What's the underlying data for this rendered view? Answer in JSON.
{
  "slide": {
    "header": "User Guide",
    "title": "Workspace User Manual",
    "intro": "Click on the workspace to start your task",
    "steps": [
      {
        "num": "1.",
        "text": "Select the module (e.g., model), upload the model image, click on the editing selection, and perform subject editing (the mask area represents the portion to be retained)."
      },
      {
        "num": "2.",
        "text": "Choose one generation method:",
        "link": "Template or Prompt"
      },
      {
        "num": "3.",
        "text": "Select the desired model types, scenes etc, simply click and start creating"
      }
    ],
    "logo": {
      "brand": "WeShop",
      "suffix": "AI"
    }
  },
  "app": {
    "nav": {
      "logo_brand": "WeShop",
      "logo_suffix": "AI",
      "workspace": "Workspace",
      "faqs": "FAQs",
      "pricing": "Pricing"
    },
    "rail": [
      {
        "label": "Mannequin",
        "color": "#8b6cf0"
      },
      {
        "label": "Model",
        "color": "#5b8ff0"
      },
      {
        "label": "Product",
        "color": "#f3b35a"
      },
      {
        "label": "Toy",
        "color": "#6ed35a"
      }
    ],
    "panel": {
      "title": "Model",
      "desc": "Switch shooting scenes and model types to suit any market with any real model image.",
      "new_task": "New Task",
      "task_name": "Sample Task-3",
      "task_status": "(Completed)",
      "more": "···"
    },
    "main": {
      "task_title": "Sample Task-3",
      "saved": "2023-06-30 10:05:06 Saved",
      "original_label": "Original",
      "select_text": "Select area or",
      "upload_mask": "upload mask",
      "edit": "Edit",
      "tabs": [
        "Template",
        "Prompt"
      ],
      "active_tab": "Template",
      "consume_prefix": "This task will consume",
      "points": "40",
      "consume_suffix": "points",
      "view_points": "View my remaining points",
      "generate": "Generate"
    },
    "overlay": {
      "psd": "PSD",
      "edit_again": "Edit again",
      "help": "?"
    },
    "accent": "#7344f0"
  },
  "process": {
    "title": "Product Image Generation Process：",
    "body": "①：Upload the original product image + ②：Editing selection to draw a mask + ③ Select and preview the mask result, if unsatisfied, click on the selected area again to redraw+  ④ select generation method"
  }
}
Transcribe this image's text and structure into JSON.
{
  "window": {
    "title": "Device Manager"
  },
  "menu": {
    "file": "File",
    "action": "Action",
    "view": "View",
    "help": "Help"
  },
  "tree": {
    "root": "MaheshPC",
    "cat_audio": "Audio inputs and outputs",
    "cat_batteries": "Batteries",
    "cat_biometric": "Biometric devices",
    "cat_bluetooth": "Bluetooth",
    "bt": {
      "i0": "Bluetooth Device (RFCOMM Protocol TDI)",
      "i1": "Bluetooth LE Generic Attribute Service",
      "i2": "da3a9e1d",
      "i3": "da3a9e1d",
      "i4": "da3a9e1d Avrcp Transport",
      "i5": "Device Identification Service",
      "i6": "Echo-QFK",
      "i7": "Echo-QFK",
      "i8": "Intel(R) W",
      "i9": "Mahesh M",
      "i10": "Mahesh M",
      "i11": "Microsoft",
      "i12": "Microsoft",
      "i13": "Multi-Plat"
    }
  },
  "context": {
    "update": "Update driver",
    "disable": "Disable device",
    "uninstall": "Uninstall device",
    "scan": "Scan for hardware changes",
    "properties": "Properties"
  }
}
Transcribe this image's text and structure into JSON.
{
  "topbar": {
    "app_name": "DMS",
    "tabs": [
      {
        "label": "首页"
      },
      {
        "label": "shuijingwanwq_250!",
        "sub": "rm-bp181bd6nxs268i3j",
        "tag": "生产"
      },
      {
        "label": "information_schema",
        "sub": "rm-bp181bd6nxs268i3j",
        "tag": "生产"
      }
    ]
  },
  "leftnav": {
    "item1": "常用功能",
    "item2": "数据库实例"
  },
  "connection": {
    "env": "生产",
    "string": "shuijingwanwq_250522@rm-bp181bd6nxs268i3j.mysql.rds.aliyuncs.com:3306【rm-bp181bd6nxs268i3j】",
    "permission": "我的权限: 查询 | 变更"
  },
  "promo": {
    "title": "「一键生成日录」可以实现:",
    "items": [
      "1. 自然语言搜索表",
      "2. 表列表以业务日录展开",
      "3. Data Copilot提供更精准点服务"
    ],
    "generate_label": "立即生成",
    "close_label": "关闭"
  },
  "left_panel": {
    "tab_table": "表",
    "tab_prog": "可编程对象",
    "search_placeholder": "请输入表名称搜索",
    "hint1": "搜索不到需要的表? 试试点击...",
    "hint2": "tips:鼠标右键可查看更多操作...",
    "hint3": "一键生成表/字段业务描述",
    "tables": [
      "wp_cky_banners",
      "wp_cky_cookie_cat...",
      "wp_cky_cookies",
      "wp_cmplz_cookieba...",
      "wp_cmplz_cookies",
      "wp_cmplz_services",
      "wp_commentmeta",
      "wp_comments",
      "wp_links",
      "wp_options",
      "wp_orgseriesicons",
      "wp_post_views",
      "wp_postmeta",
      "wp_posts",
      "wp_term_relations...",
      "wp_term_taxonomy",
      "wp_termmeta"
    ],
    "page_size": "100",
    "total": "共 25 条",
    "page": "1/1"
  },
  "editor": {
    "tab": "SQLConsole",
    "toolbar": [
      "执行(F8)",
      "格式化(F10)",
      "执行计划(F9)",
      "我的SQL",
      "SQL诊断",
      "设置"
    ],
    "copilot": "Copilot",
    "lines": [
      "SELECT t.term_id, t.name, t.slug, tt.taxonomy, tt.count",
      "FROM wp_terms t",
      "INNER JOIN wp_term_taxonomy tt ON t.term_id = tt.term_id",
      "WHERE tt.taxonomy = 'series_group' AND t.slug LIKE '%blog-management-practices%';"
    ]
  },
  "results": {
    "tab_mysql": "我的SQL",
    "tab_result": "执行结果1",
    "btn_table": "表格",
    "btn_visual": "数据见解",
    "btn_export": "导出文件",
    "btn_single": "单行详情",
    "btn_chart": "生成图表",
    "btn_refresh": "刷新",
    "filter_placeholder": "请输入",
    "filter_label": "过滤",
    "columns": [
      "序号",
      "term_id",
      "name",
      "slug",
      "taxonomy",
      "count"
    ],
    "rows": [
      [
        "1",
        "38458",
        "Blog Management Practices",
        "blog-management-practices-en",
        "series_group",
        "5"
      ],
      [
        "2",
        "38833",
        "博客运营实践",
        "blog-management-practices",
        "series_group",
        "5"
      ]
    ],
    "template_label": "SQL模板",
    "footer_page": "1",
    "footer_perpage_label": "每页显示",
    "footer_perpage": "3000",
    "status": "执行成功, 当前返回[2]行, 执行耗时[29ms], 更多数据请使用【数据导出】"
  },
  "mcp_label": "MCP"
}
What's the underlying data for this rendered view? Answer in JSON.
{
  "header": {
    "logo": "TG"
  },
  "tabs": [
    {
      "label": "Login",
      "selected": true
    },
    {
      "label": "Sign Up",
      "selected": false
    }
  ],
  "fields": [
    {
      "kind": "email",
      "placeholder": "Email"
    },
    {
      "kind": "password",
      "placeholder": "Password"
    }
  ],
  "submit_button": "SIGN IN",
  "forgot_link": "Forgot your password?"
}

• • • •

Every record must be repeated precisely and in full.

* Exercise result
What's the underlying data for this rendered view? Answer in JSON.
{
  "slide": {
    "header": "User Guide",
    "title": "Workspace User Manual",
    "intro": "Click on the workspace to start your task",
    "steps": [
      {
        "num": "1.",
        "text": "Select the module (e.g., model), upload the model image, click on the editing selection, and perform subject editing (the mask area represents the portion to be retained)."
      },
      {
        "num": "2.",
        "text": "Choose one generation method:",
        "link": "Template or Prompt"
      },
      {
        "num": "3.",
        "text": "Select the desired model types, scenes etc, simply click and start creating"
      }
    ],
    "logo": {
      "brand": "WeShop",
      "suffix": "AI"
    }
  },
  "app": {
    "nav": {
      "logo_brand": "WeShop",
      "logo_suffix": "AI",
      "workspace": "Workspace",
      "faqs": "FAQs",
      "pricing": "Pricing"
    },
    "rail": [
      {
        "label": "Mannequin",
        "color": "#8b6cf0"
      },
      {
        "label": "Model",
        "color": "#5b8ff0"
      },
      {
        "label": "Product",
        "color": "#f3b35a"
      },
      {
        "label": "Toy",
        "color": "#6ed35a"
      }
    ],
    "panel": {
      "title": "Model",
      "desc": "Switch shooting scenes and model types to suit any market with any real model image.",
      "new_task": "New Task",
      "task_name": "Sample Task-3",
      "task_status": "(Completed)",
      "more": "···"
    },
    "main": {
      "task_title": "Sample Task-3",
      "saved": "2023-06-30 10:05:06 Saved",
      "original_label": "Original",
      "select_text": "Select area or",
      "upload_mask": "upload mask",
      "edit": "Edit",
      "tabs": [
        "Template",
        "Prompt"
      ],
      "active_tab": "Template",
      "consume_prefix": "This task will consume",
      "points": "40",
      "consume_suffix": "points",
      "view_points": "View my remaining points",
      "generate": "Generate"
    },
    "overlay": {
      "psd": "PSD",
      "edit_again": "Edit again",
      "help": "?"
    },
    "accent": "#7344f0"
  },
  "process": {
    "title": "Product Image Generation Process：",
    "body": "①：Upload the original product image + ②：Editing selection to draw a mask + ③ Select and preview the mask result, if unsatisfied, click on the selected area again to redraw+  ④ select generation method"
  }
}
Transcribe this image's text and structure into JSON.
{
  "window": {
    "title": "Device Manager"
  },
  "menu": {
    "file": "File",
    "action": "Action",
    "view": "View",
    "help": "Help"
  },
  "tree": {
    "root": "MaheshPC",
    "cat_audio": "Audio inputs and outputs",
    "cat_batteries": "Batteries",
    "cat_biometric": "Biometric devices",
    "cat_bluetooth": "Bluetooth",
    "bt": {
      "i0": "Bluetooth Device (RFCOMM Protocol TDI)",
      "i1": "Bluetooth LE Generic Attribute Service",
      "i2": "da3a9e1d",
      "i3": "da3a9e1d",
      "i4": "da3a9e1d Avrcp Transport",
      "i5": "Device Identification Service",
      "i6": "Echo-QFK",
      "i7": "Echo-QFK",
      "i8": "Intel(R) W",
      "i9": "Mahesh M",
      "i10": "Mahesh M",
      "i11": "Microsoft",
      "i12": "Microsoft",
      "i13": "Multi-Plat"
    }
  },
  "context": {
    "update": "Update driver",
    "disable": "Disable device",
    "uninstall": "Uninstall device",
    "scan": "Scan for hardware changes",
    "properties": "Properties"
  }
}
Transcribe this image's text and structure into JSON.
{
  "topbar": {
    "app_name": "DMS",
    "tabs": [
      {
        "label": "首页"
      },
      {
        "label": "shuijingwanwq_250!",
        "sub": "rm-bp181bd6nxs268i3j",
        "tag": "生产"
      },
      {
        "label": "information_schema",
        "sub": "rm-bp181bd6nxs268i3j",
        "tag": "生产"
      }
    ]
  },
  "leftnav": {
    "item1": "常用功能",
    "item2": "数据库实例"
  },
  "connection": {
    "env": "生产",
    "string": "shuijingwanwq_250522@rm-bp181bd6nxs268i3j.mysql.rds.aliyuncs.com:3306【rm-bp181bd6nxs268i3j】",
    "permission": "我的权限: 查询 | 变更"
  },
  "promo": {
    "title": "「一键生成日录」可以实现:",
    "items": [
      "1. 自然语言搜索表",
      "2. 表列表以业务日录展开",
      "3. Data Copilot提供更精准点服务"
    ],
    "generate_label": "立即生成",
    "close_label": "关闭"
  },
  "left_panel": {
    "tab_table": "表",
    "tab_prog": "可编程对象",
    "search_placeholder": "请输入表名称搜索",
    "hint1": "搜索不到需要的表? 试试点击...",
    "hint2": "tips:鼠标右键可查看更多操作...",
    "hint3": "一键生成表/字段业务描述",
    "tables": [
      "wp_cky_banners",
      "wp_cky_cookie_cat...",
      "wp_cky_cookies",
      "wp_cmplz_cookieba...",
      "wp_cmplz_cookies",
      "wp_cmplz_services",
      "wp_commentmeta",
      "wp_comments",
      "wp_links",
      "wp_options",
      "wp_orgseriesicons",
      "wp_post_views",
      "wp_postmeta",
      "wp_posts",
      "wp_term_relations...",
      "wp_term_taxonomy",
      "wp_termmeta"
    ],
    "page_size": "100",
    "total": "共 25 条",
    "page": "1/1"
  },
  "editor": {
    "tab": "SQLConsole",
    "toolbar": [
      "执行(F8)",
      "格式化(F10)",
      "执行计划(F9)",
      "我的SQL",
      "SQL诊断",
      "设置"
    ],
    "copilot": "Copilot",
    "lines": [
      "SELECT t.term_id, t.name, t.slug, tt.taxonomy, tt.count",
      "FROM wp_terms t",
      "INNER JOIN wp_term_taxonomy tt ON t.term_id = tt.term_id",
      "WHERE tt.taxonomy = 'series_group' AND t.slug LIKE '%blog-management-practices%';"
    ]
  },
  "results": {
    "tab_mysql": "我的SQL",
    "tab_result": "执行结果1",
    "btn_table": "表格",
    "btn_visual": "数据见解",
    "btn_export": "导出文件",
    "btn_single": "单行详情",
    "btn_chart": "生成图表",
    "btn_refresh": "刷新",
    "filter_placeholder": "请输入",
    "filter_label": "过滤",
    "columns": [
      "序号",
      "term_id",
      "name",
      "slug",
      "taxonomy",
      "count"
    ],
    "rows": [
      [
        "1",
        "38458",
        "Blog Management Practices",
        "blog-management-practices-en",
        "series_group",
        "5"
      ],
      [
        "2",
        "38833",
        "博客运营实践",
        "blog-management-practices",
        "series_group",
        "5"
      ]
    ],
    "template_label": "SQL模板",
    "footer_page": "1",
    "footer_perpage_label": "每页显示",
    "footer_perpage": "3000",
    "status": "执行成功, 当前返回[2]行, 执行耗时[29ms], 更多数据请使用【数据导出】"
  },
  "mcp_label": "MCP"
}
What's the underlying data for this rendered view? Answer in JSON.
{
  "header": {
    "logo": "TG"
  },
  "tabs": [
    {
      "label": "Login",
      "selected": true
    },
    {
      "label": "Sign Up",
      "selected": false
    }
  ],
  "fields": [
    {
      "kind": "email",
      "placeholder": "Email"
    },
    {
      "kind": "password",
      "placeholder": "Password"
    }
  ],
  "submit_button": "SIGN IN",
  "forgot_link": "Forgot your password?"
}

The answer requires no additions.